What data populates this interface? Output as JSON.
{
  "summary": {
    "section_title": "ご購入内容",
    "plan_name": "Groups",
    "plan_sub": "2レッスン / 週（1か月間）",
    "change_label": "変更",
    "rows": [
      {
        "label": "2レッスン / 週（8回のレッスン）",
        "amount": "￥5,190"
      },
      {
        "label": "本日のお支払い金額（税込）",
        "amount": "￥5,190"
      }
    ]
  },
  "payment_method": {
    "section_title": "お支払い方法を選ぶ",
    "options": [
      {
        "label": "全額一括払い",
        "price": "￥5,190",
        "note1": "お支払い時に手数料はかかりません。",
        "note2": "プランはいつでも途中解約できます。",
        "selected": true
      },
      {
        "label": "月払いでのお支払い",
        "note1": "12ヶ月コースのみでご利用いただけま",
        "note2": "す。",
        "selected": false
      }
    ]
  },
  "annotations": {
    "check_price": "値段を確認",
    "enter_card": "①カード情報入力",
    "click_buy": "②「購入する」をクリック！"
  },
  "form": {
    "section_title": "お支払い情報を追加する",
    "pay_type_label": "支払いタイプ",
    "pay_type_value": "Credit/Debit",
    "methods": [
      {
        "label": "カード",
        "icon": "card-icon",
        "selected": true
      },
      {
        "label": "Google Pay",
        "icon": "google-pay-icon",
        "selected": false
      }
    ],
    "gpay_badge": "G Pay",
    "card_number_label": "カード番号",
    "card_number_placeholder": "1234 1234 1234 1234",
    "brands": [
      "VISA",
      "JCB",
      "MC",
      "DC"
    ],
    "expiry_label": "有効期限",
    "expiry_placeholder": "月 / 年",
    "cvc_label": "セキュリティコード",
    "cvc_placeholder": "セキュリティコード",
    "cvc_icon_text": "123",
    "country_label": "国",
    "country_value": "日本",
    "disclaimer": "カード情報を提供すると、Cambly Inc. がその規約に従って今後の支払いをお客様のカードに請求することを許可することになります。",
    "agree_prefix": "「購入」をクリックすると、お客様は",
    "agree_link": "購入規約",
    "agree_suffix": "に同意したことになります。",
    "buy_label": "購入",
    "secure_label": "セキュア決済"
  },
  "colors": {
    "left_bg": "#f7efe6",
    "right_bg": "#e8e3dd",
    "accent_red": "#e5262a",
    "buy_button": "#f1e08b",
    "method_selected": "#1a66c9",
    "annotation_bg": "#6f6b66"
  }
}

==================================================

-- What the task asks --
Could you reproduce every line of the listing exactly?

-- Task response --
What data populates this interface? Output as JSON.
{
  "summary": {
    "section_title": "ご購入内容",
    "plan_name": "Groups",
    "plan_sub": "2レッスン / 週（1か月間）",
    "change_label": "変更",
    "rows": [
      {
        "label": "2レッスン / 週（8回のレッスン）",
        "amount": "￥5,190"
      },
      {
        "label": "本日のお支払い金額（税込）",
        "amount": "￥5,190"
      }
    ]
  },
  "payment_method": {
    "section_title": "お支払い方法を選ぶ",
    "options": [
      {
        "label": "全額一括払い",
        "price": "￥5,190",
        "note1": "お支払い時に手数料はかかりません。",
        "note2": "プランはいつでも途中解約できます。",
        "selected": true
      },
      {
        "label": "月払いでのお支払い",
        "note1": "12ヶ月コースのみでご利用いただけま",
        "note2": "す。",
        "selected": false
      }
    ]
  },
  "annotations": {
    "check_price": "値段を確認",
    "enter_card": "①カード情報入力",
    "click_buy": "②「購入する」をクリック！"
  },
  "form": {
    "section_title": "お支払い情報を追加する",
    "pay_type_label": "支払いタイプ",
    "pay_type_value": "Credit/Debit",
    "methods": [
      {
        "label": "カード",
        "icon": "card-icon",
        "selected": true
      },
      {
        "label": "Google Pay",
        "icon": "google-pay-icon",
        "selected": false
      }
    ],
    "gpay_badge": "G Pay",
    "card_number_label": "カード番号",
    "card_number_placeholder": "1234 1234 1234 1234",
    "brands": [
      "VISA",
      "JCB",
      "MC",
      "DC"
    ],
    "expiry_label": "有効期限",
    "expiry_placeholder": "月 / 年",
    "cvc_label": "セキュリティコード",
    "cvc_placeholder": "セキュリティコード",
    "cvc_icon_text": "123",
    "country_label": "国",
    "country_value": "日本",
    "disclaimer": "カード情報を提供すると、Cambly Inc. がその規約に従って今後の支払いをお客様のカードに請求することを許可することになります。",
    "agree_prefix": "「購入」をクリックすると、お客様は",
    "agree_link": "購入規約",
    "agree_suffix": "に同意したことになります。",
    "buy_label": "購入",
    "secure_label": "セキュア決済"
  },
  "colors": {
    "left_bg": "#f7efe6",
    "right_bg": "#e8e3dd",
    "accent_red": "#e5262a",
    "buy_button": "#f1e08b",
    "method_selected": "#1a66c9",
    "annotation_bg": "#6f6b66"
  }
}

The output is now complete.